• **SOURCE RECORDS**:
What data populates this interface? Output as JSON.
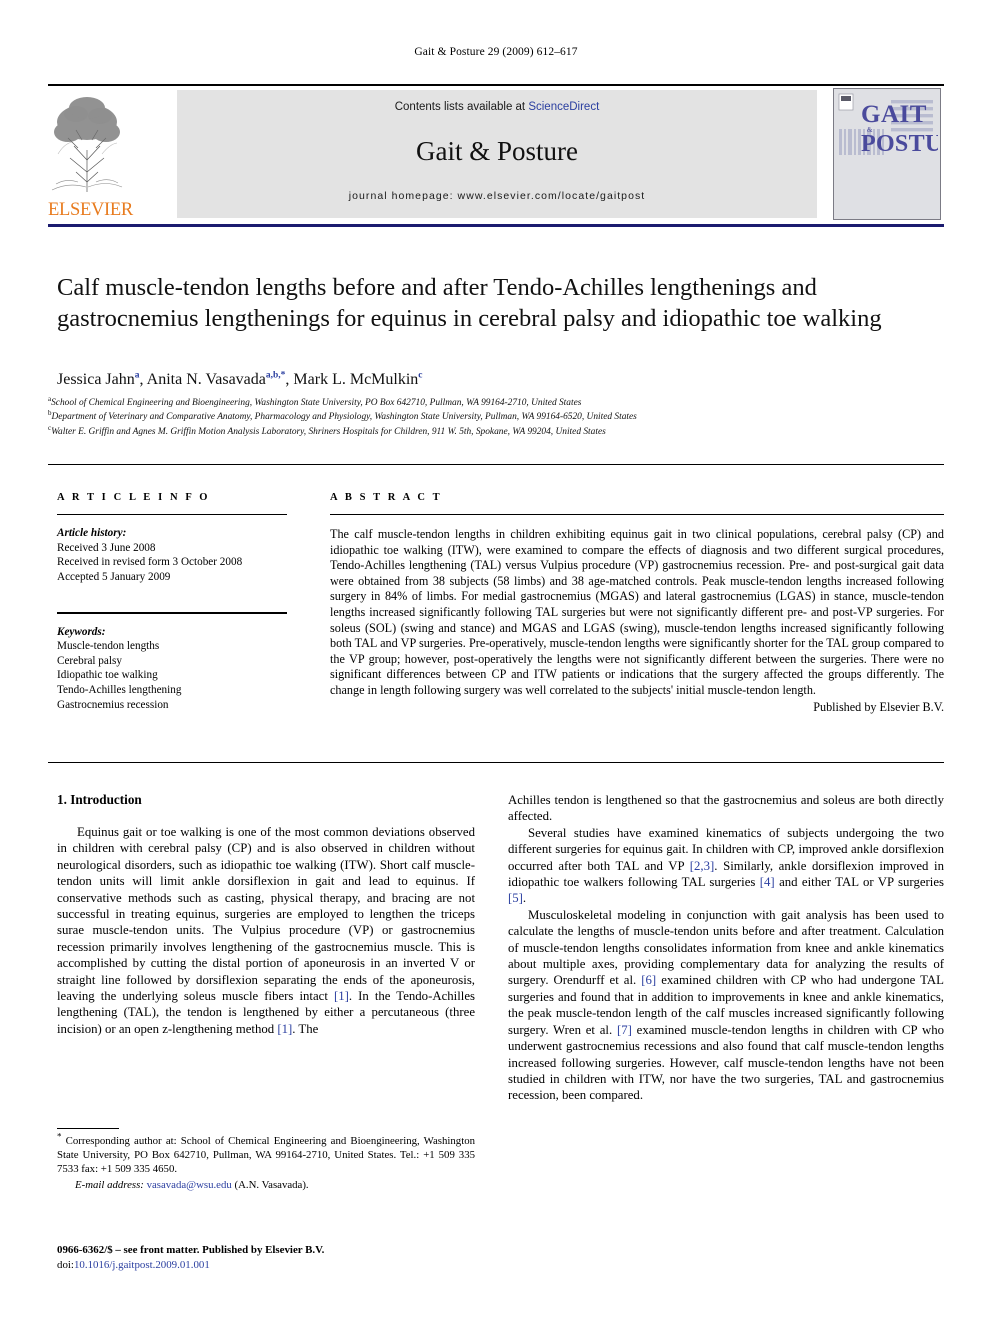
{
  "running_head": "Gait & Posture 29 (2009) 612–617",
  "colors": {
    "link_blue": "#2b3fa0",
    "elsevier_orange": "#E87B1E",
    "masthead_band": "#e3e3e3",
    "rule_navy": "#1b1b6f",
    "cover_bg": "#dfe0e4"
  },
  "masthead": {
    "publisher_logo_label": "ELSEVIER",
    "contents_prefix": "Contents lists available at ",
    "contents_link": "ScienceDirect",
    "journal_title": "Gait & Posture",
    "homepage": "journal homepage: www.elsevier.com/locate/gaitpost",
    "cover": {
      "line1": "GAIT",
      "amp": "&",
      "line2": "POSTURE"
    }
  },
  "article": {
    "title": "Calf muscle-tendon lengths before and after Tendo-Achilles lengthenings and gastrocnemius lengthenings for equinus in cerebral palsy and idiopathic toe walking",
    "authors": [
      {
        "name": "Jessica Jahn",
        "marks": "a"
      },
      {
        "name": "Anita N. Vasavada",
        "marks": "a,b,*"
      },
      {
        "name": "Mark L. McMulkin",
        "marks": "c"
      }
    ],
    "affiliations": [
      {
        "mark": "a",
        "text": "School of Chemical Engineering and Bioengineering, Washington State University, PO Box 642710, Pullman, WA 99164-2710, United States"
      },
      {
        "mark": "b",
        "text": "Department of Veterinary and Comparative Anatomy, Pharmacology and Physiology, Washington State University, Pullman, WA 99164-6520, United States"
      },
      {
        "mark": "c",
        "text": "Walter E. Griffin and Agnes M. Griffin Motion Analysis Laboratory, Shriners Hospitals for Children, 911 W. 5th, Spokane, WA 99204, United States"
      }
    ]
  },
  "article_info": {
    "heading": "A R T I C L E  I N F O",
    "history_label": "Article history:",
    "history": [
      "Received 3 June 2008",
      "Received in revised form 3 October 2008",
      "Accepted 5 January 2009"
    ],
    "keywords_label": "Keywords:",
    "keywords": [
      "Muscle-tendon lengths",
      "Cerebral palsy",
      "Idiopathic toe walking",
      "Tendo-Achilles lengthening",
      "Gastrocnemius recession"
    ]
  },
  "abstract": {
    "heading": "A B S T R A C T",
    "text": "The calf muscle-tendon lengths in children exhibiting equinus gait in two clinical populations, cerebral palsy (CP) and idiopathic toe walking (ITW), were examined to compare the effects of diagnosis and two different surgical procedures, Tendo-Achilles lengthening (TAL) versus Vulpius procedure (VP) gastrocnemius recession. Pre- and post-surgical gait data were obtained from 38 subjects (58 limbs) and 38 age-matched controls. Peak muscle-tendon lengths increased following surgery in 84% of limbs. For medial gastrocnemius (MGAS) and lateral gastrocnemius (LGAS) in stance, muscle-tendon lengths increased significantly following TAL surgeries but were not significantly different pre- and post-VP surgeries. For soleus (SOL) (swing and stance) and MGAS and LGAS (swing), muscle-tendon lengths increased significantly following both TAL and VP surgeries. Pre-operatively, muscle-tendon lengths were significantly shorter for the TAL group compared to the VP group; however, post-operatively the lengths were not significantly different between the surgeries. There were no significant differences between CP and ITW patients or indications that the surgery affected the groups differently. The change in length following surgery was well correlated to the subjects' initial muscle-tendon length.",
    "signature": "Published by Elsevier B.V."
  },
  "body": {
    "section1_heading": "1. Introduction",
    "left_par1_a": "Equinus gait or toe walking is one of the most common deviations observed in children with cerebral palsy (CP) and is also observed in children without neurological disorders, such as idiopathic toe walking (ITW). Short calf muscle-tendon units will limit ankle dorsiflexion in gait and lead to equinus. If conservative methods such as casting, physical therapy, and bracing are not successful in treating equinus, surgeries are employed to lengthen the triceps surae muscle-tendon units. The Vulpius procedure (VP) or gastrocnemius recession primarily involves lengthening of the gastrocnemius muscle. This is accomplished by cutting the distal portion of aponeurosis in an inverted V or straight line followed by dorsiflexion separating the ends of the aponeurosis, leaving the underlying soleus muscle fibers intact ",
    "left_cite1": "[1]",
    "left_par1_b": ". In the Tendo-Achilles lengthening (TAL), the tendon is lengthened by either a percutaneous (three incision) or an open z-lengthening method ",
    "left_cite2": "[1]",
    "left_par1_c": ". The",
    "right_par1": "Achilles tendon is lengthened so that the gastrocnemius and soleus are both directly affected.",
    "right_par2_a": "Several studies have examined kinematics of subjects undergoing the two different surgeries for equinus gait. In children with CP, improved ankle dorsiflexion occurred after both TAL and VP ",
    "right_cite1": "[2,3]",
    "right_par2_b": ". Similarly, ankle dorsiflexion improved in idiopathic toe walkers following TAL surgeries ",
    "right_cite2": "[4]",
    "right_par2_c": " and either TAL or VP surgeries ",
    "right_cite3": "[5]",
    "right_par2_d": ".",
    "right_par3_a": "Musculoskeletal modeling in conjunction with gait analysis has been used to calculate the lengths of muscle-tendon units before and after treatment. Calculation of muscle-tendon lengths consolidates information from knee and ankle kinematics about multiple axes, providing complementary data for analyzing the results of surgery. Orendurff et al. ",
    "right_cite4": "[6]",
    "right_par3_b": " examined children with CP who had undergone TAL surgeries and found that in addition to improvements in knee and ankle kinematics, the peak muscle-tendon length of the calf muscles increased significantly following surgery. Wren et al. ",
    "right_cite5": "[7]",
    "right_par3_c": " examined muscle-tendon lengths in children with CP who underwent gastrocnemius recessions and also found that calf muscle-tendon lengths increased following surgeries. However, calf muscle-tendon lengths have not been studied in children with ITW, nor have the two surgeries, TAL and gastrocnemius recession, been compared."
  },
  "footnote": {
    "star": "*",
    "corresponding": " Corresponding author at: School of Chemical Engineering and Bioengineering, Washington State University, PO Box 642710, Pullman, WA 99164-2710, United States. Tel.: +1 509 335 7533 fax: +1 509 335 4650.",
    "email_label": "E-mail address:",
    "email": "vasavada@wsu.edu",
    "email_suffix": " (A.N. Vasavada)."
  },
  "imprint": {
    "front_matter": "0966-6362/$ – see front matter. Published by Elsevier B.V.",
    "doi_label": "doi:",
    "doi_value": "10.1016/j.gaitpost.2009.01.001"
  }
}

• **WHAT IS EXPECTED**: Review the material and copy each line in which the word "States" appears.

• **RESULT FOR THIS TASK**:
        "text": "School of Chemical Engineering and Bioengineering, Washington State University, PO Box 642710, Pullman, WA 99164-2710, United States"
        "text": "Department of Veterinary and Comparative Anatomy, Pharmacology and Physiology, Washington State University, Pullman, WA 99164-6520, United States"
        "text": "Walter E. Griffin and Agnes M. Griffin Motion Analysis Laboratory, Shriners Hospitals for Children, 911 W. 5th, Spokane, WA 99204, United States"
    "corresponding": " Corresponding author at: School of Chemical Engineering and Bioengineering, Washington State University, PO Box 642710, Pullman, WA 99164-2710, United States. Tel.: +1 509 335 7533 fax: +1 509 335 4650.",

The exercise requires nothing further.